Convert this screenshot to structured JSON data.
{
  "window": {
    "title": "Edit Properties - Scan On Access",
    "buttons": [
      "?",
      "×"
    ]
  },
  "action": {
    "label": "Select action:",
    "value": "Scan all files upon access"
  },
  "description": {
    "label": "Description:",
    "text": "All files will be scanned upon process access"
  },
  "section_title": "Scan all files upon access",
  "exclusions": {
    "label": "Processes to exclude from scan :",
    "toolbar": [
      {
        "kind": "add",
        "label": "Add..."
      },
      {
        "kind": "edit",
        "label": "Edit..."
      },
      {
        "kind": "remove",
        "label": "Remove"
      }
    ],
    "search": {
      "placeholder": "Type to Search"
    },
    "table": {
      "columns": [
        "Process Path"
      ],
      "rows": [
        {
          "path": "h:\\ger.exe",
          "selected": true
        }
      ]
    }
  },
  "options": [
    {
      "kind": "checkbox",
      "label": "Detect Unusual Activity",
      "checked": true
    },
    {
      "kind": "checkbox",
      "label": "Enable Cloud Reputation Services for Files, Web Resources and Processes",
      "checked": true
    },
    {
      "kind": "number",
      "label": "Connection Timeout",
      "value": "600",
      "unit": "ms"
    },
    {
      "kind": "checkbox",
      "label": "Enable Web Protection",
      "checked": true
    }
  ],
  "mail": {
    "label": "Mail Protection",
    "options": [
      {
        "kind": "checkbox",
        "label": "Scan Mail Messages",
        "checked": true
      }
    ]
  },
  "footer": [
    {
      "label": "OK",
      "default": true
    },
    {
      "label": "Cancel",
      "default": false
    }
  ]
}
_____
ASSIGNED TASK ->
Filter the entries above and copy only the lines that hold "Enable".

TASK ANSWER ->
      "label": "Enable Cloud Reputation Services for Files, Web Resources and Processes",
      "label": "Enable Web Protection",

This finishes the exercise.